- a friend's daughter (OK te same ex just ote out but we are still friends) having a baby girl today
- a surprise win
Jules Molly's Den is just off the Mountbatten Roundabout. If you apprach from Wallisdown Road the first exit leads down to Canford Heath, the second will take you to the industrial site where Molly's Den is and if you take the road to the Range you have missed it.
And for those of you who asked about Fiki - yes he did get over his nerves but it was the shock of having the neighbours come in to feed him the very first time we ever left him home alone, so to speak, and he is still scared of them and of the doorbell. Such as shame as they are wonderful caring people who would never want to cause our cats any unease.
And I have a beautiful inpirational story today - I hope yu enjoy it s muchas I did
It's just a small, white envelope stuck among the branches of our Christmas tree. No name, no identification, no inscription. It has peeked through the branches of our tree at this time of the year for the past 10 years or so.
It all began because my husband Mike hated Christmas. Oh, not the true meaning of Christmas, but the commercial aspects of it. You know, the overspending, the frantic running around at the last minute to get a tie for Uncle Harry and the dusting powder for Grandma, the gifts given in desperation because you couldn't think of anything else.
Knowing he felt this way, I decided one year to bypass the usual shirts, sweaters, ties and so forth. I reached for something special just for Mike. The inspiration came in an unusual way.
Our son Kevin, who was 12 that year, was wrestling at the junior level at the school he attended. Shortly before Christmas, there was a non-league match against a team sponsored by an inner city church. The kids were mostly black.
These youngsters, dressed in sneakers so ragged that shoestrings seemed to be the only thing holding them together, presented a sharp contrast to our boys in their spiffy blue and gold uniforms and sparkling new wrestling shoes.
As the match began, I was alarmed to see that the other team was wrestling without head gear, a kind of light helmet designed to protect a wrestler's ears. It was a luxury the ragtag team obviously couldn't afford. Well, we ended up walloping them. We took every weight class. And as each of their boys got up from the mat, he swaggered around in his tatters with false bravado, a kind of street pride that couldn't
Mike, seated beside me, shook his head sadly, "I wish just one of them could have won," he said. "They have a lot of potential, but losing like this could take the heart right out of them." Mike loved kids-all kids. He understood kids in competitive situations, having coached little league football, baseball and
lacrosse. That's when the idea for his present came.
That afternoon, I went to a local sporting goods store and bought an assortment of wrestling headgear and shoes and sent them anonymously to the inner city church. On Christmas Eve, I placed the envelope on the tree, the note inside telling Mike what I had done and that this was his gift from me.

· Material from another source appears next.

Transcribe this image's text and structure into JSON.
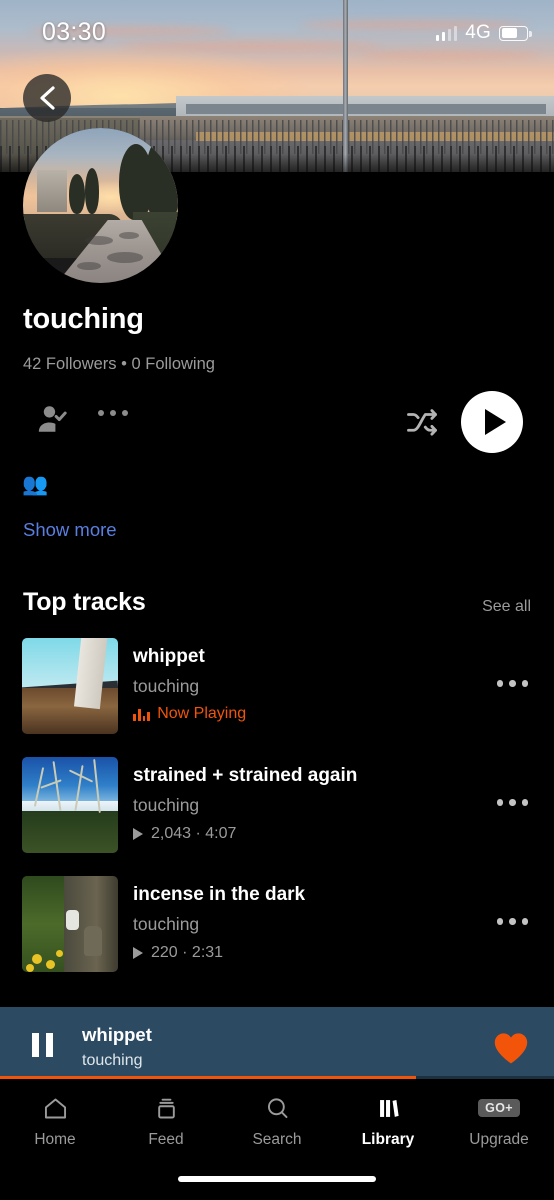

His smile was the brightest thing about Christmas that year and in succeeding years. For each Christmas, I followed the tradition - one year sending a group of mentally challenged youngsters to a hockey game, another year a check to a pair of elderly brothers whose home had burned to the ground the week before Christmas - on and on...
The envelope became the highlight of our Christmas. It was always the last thing opened on Christmas morning and our children, ignoring their new toys, would stand with wide-eyed anticipation as their dad lifted the envelope from the tree to reveal its contents.
As the children grew, the toys gave way to more practical presents, but the envelope never lost its allure. Still, the story doesn't end there.
You see, we lost Mike last year due to cancer. When Christmas rolled around, I was still so wrapped in grief that I barely got the tree up. Yet Christmas Eve found me placing an envelope on the tree, and in the morning, it was joined by three more. Each of our children, unbeknownst to the others, had placed an envelope on the tree for their dad.
The tradition has grown and someday will expand even further, with our grandchildren standing around the tree with wide-eyed anticipation, watching as their fathers take down their envelopes.
Mike's spirit, like the spirit of Christmas, will always be with us.